++++ ENTRIES PROVIDED
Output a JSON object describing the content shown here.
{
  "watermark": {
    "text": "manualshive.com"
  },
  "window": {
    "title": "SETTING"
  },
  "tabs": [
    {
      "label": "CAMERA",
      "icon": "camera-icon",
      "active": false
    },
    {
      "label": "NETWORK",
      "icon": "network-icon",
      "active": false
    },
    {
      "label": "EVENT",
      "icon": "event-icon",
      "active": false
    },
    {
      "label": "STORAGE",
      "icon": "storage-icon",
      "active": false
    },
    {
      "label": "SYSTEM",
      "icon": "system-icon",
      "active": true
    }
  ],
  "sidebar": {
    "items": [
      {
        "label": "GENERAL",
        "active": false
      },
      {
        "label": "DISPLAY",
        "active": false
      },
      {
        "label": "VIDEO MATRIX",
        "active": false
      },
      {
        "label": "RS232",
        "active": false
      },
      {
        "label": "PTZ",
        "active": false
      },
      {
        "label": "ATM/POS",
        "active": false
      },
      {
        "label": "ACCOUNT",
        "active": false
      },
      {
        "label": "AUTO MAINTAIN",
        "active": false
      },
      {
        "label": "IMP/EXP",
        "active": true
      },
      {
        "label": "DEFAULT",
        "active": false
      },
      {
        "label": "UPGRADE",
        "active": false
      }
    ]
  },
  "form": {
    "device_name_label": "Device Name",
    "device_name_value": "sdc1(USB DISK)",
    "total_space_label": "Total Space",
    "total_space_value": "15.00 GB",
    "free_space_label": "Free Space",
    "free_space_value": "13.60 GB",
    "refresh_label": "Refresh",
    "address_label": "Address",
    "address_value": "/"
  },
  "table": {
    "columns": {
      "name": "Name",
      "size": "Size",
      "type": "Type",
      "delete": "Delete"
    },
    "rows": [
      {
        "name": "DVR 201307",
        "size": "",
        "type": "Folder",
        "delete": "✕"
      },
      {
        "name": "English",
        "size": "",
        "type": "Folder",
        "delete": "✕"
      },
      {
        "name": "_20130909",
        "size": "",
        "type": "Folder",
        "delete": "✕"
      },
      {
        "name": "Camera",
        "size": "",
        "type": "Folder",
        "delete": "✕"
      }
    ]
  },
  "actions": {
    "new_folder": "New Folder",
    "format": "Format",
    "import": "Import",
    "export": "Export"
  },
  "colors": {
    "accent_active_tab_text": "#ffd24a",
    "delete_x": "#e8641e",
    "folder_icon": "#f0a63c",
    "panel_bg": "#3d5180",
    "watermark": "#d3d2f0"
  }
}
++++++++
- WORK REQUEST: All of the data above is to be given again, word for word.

- REPLY TO THE TASK:
Output a JSON object describing the content shown here.
{
  "watermark": {
    "text": "manualshive.com"
  },
  "window": {
    "title": "SETTING"
  },
  "tabs": [
    {
      "label": "CAMERA",
      "icon": "camera-icon",
      "active": false
    },
    {
      "label": "NETWORK",
      "icon": "network-icon",
      "active": false
    },
    {
      "label": "EVENT",
      "icon": "event-icon",
      "active": false
    },
    {
      "label": "STORAGE",
      "icon": "storage-icon",
      "active": false
    },
    {
      "label": "SYSTEM",
      "icon": "system-icon",
      "active": true
    }
  ],
  "sidebar": {
    "items": [
      {
        "label": "GENERAL",
        "active": false
      },
      {
        "label": "DISPLAY",
        "active": false
      },
      {
        "label": "VIDEO MATRIX",
        "active": false
      },
      {
        "label": "RS232",
        "active": false
      },
      {
        "label": "PTZ",
        "active": false
      },
      {
        "label": "ATM/POS",
        "active": false
      },
      {
        "label": "ACCOUNT",
        "active": false
      },
      {
        "label": "AUTO MAINTAIN",
        "active": false
      },
      {
        "label": "IMP/EXP",
        "active": true
      },
      {
        "label": "DEFAULT",
        "active": false
      },
      {
        "label": "UPGRADE",
        "active": false
      }
    ]
  },
  "form": {
    "device_name_label": "Device Name",
    "device_name_value": "sdc1(USB DISK)",
    "total_space_label": "Total Space",
    "total_space_value": "15.00 GB",
    "free_space_label": "Free Space",
    "free_space_value": "13.60 GB",
    "refresh_label": "Refresh",
    "address_label": "Address",
    "address_value": "/"
  },
  "table": {
    "columns": {
      "name": "Name",
      "size": "Size",
      "type": "Type",
      "delete": "Delete"
    },
    "rows": [
      {
        "name": "DVR 201307",
        "size": "",
        "type": "Folder",
        "delete": "✕"
      },
      {
        "name": "English",
        "size": "",
        "type": "Folder",
        "delete": "✕"
      },
      {
        "name": "_20130909",
        "size": "",
        "type": "Folder",
        "delete": "✕"
      },
      {
        "name": "Camera",
        "size": "",
        "type": "Folder",
        "delete": "✕"
      }
    ]
  },
  "actions": {
    "new_folder": "New Folder",
    "format": "Format",
    "import": "Import",
    "export": "Export"
  },
  "colors": {
    "accent_active_tab_text": "#ffd24a",
    "delete_x": "#e8641e",
    "folder_icon": "#f0a63c",
    "panel_bg": "#3d5180",
    "watermark": "#d3d2f0"
  }
}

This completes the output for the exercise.